Records provided -
★ ★ ★ ★
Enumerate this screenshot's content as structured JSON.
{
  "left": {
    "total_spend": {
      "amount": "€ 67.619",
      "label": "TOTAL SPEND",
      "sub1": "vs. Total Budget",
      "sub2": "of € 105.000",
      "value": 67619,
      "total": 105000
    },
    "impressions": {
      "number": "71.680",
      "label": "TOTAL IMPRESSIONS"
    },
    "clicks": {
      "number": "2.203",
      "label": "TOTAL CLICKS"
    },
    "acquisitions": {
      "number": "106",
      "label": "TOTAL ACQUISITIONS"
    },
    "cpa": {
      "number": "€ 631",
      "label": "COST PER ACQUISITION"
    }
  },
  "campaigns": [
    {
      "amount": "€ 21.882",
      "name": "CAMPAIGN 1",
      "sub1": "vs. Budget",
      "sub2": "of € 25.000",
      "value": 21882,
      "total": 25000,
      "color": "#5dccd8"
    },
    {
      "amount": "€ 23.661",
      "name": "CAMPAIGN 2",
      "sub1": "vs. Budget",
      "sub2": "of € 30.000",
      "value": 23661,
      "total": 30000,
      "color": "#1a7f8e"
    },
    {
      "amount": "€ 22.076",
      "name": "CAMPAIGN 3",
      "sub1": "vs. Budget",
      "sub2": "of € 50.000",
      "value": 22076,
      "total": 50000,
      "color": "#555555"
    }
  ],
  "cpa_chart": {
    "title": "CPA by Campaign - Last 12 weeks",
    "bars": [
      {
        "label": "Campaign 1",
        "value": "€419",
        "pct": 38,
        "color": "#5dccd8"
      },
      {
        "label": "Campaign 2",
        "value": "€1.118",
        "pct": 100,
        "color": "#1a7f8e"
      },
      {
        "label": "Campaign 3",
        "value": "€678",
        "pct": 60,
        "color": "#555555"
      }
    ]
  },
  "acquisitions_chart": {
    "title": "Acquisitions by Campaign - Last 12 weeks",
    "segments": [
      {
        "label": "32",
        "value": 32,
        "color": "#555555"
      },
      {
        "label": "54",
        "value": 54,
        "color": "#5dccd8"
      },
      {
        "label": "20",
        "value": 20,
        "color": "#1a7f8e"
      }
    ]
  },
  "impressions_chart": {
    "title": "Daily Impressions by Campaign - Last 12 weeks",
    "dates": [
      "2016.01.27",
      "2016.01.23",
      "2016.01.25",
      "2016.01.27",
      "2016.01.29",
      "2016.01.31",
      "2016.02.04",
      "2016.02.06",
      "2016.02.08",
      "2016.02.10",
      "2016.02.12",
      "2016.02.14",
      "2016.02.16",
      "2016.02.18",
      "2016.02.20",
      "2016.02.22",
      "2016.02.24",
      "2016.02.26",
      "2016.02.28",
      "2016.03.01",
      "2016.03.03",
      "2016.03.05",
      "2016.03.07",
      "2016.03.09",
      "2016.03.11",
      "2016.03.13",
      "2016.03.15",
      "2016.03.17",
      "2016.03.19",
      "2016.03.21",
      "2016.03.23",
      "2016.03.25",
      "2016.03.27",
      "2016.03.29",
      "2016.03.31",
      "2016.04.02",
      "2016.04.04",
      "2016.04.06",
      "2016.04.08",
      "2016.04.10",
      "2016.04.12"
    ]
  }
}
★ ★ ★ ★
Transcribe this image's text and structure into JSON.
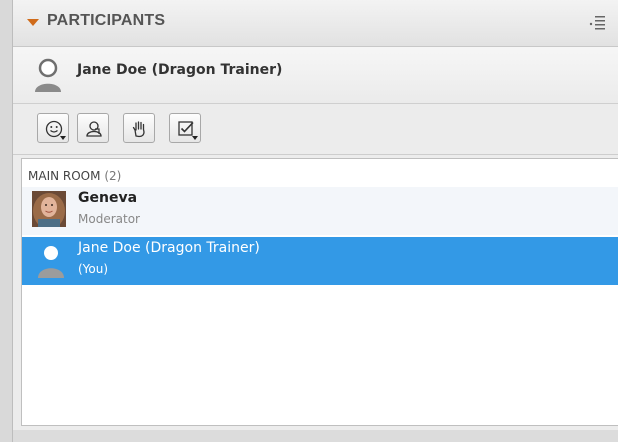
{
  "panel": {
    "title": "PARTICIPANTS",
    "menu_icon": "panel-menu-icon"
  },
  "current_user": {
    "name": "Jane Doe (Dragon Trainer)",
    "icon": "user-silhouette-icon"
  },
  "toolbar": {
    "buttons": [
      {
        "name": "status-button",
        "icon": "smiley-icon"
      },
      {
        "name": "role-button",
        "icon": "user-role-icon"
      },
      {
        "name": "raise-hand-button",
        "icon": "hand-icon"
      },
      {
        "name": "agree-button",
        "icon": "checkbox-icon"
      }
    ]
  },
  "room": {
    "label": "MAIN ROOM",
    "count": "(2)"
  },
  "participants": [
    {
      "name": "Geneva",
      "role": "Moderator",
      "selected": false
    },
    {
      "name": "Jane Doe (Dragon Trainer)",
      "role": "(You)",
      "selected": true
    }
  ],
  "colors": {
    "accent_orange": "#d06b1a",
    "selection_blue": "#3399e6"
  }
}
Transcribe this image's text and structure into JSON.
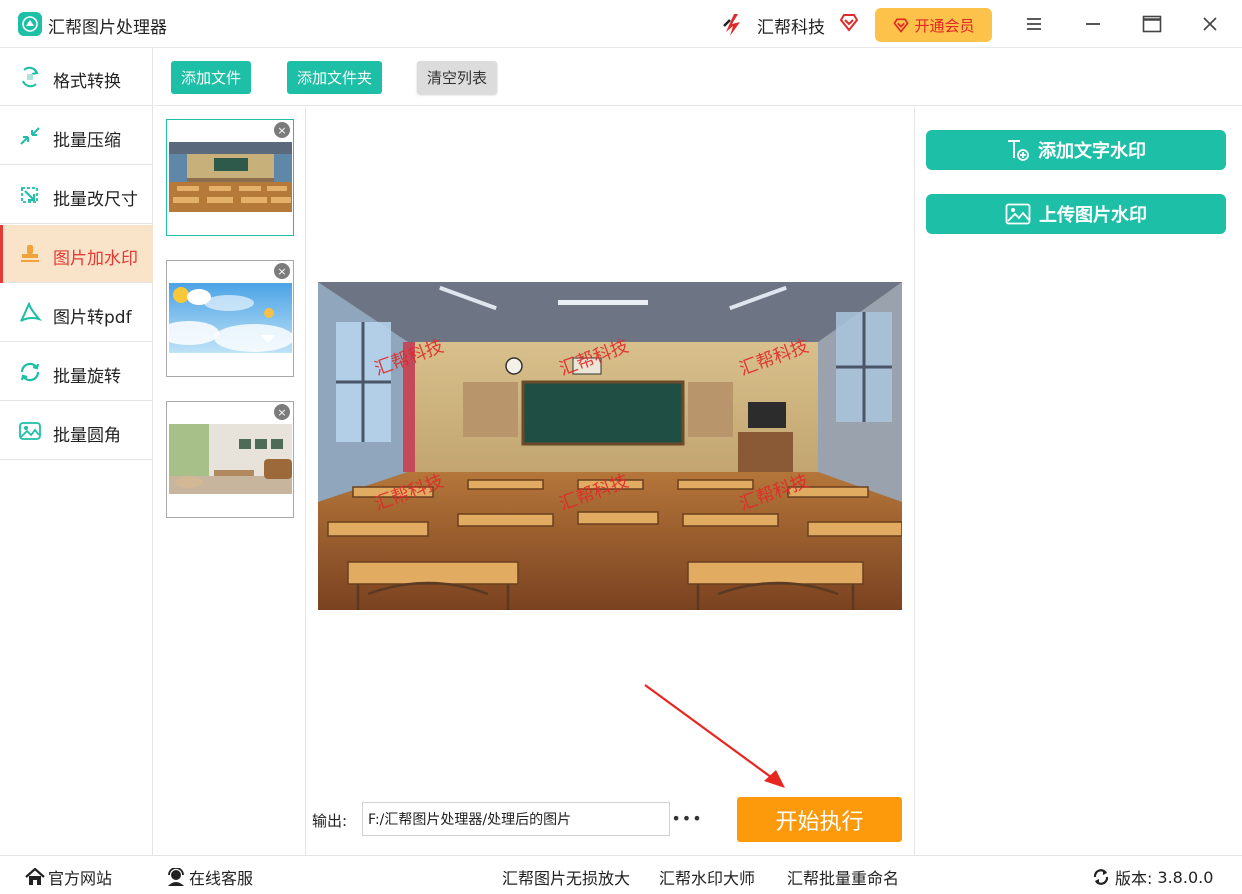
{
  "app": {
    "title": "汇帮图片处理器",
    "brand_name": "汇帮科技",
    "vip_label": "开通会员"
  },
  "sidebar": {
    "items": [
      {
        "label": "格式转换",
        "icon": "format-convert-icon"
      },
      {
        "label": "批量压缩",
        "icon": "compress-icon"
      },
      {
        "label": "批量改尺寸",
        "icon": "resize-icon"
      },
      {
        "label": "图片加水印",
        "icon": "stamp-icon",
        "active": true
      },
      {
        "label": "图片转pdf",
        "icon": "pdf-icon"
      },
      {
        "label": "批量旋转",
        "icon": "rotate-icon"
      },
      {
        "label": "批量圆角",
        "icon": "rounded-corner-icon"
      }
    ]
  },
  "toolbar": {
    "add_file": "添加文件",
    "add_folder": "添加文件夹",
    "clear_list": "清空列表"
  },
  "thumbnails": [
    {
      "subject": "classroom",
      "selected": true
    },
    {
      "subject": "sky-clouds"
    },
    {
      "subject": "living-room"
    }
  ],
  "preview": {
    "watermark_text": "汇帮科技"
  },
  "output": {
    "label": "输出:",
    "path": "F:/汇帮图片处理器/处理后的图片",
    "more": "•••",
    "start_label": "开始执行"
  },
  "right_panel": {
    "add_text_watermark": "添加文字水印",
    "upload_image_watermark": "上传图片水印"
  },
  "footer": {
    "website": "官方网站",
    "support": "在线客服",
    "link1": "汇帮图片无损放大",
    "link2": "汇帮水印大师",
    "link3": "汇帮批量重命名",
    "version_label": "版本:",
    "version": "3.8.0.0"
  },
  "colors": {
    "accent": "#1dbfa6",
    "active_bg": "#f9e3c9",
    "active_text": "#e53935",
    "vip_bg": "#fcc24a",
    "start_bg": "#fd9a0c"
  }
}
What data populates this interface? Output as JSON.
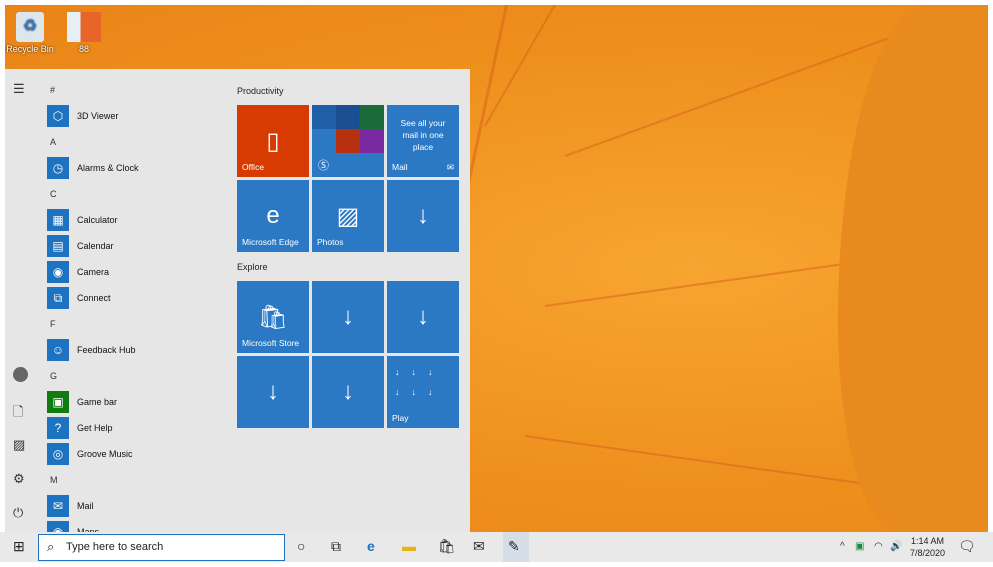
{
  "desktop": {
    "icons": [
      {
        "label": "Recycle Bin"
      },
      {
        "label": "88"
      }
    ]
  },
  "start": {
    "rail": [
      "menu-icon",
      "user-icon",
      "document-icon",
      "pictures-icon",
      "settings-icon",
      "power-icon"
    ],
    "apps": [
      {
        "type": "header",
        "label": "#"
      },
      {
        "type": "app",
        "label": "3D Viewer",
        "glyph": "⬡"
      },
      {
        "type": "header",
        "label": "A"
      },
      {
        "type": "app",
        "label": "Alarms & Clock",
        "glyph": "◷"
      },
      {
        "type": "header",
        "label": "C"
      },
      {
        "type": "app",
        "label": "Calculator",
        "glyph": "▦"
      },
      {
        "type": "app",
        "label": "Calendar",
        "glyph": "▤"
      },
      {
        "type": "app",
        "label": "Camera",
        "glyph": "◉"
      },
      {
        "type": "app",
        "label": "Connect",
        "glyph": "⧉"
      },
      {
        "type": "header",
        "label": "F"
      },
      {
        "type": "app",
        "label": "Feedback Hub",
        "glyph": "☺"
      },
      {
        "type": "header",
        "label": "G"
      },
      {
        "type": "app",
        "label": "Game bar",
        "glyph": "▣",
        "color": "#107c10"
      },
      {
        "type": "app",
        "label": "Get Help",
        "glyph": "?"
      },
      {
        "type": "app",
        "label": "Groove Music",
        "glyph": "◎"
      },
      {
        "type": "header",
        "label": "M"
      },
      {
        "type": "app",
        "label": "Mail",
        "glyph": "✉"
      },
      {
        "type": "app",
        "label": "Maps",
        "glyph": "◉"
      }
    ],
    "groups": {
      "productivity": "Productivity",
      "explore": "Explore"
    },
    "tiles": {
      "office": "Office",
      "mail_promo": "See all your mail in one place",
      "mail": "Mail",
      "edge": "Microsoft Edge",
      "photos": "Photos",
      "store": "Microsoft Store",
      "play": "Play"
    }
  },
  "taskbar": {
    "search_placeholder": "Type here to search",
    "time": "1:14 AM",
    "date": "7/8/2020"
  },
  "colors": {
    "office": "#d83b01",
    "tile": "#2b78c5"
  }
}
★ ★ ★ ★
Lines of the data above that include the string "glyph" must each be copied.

        "glyph": "⬡"
        "glyph": "◷"
        "glyph": "▦"
        "glyph": "▤"
        "glyph": "◉"
        "glyph": "⧉"
        "glyph": "☺"
        "glyph": "▣",
        "glyph": "?"
        "glyph": "◎"
        "glyph": "✉"
        "glyph": "◉"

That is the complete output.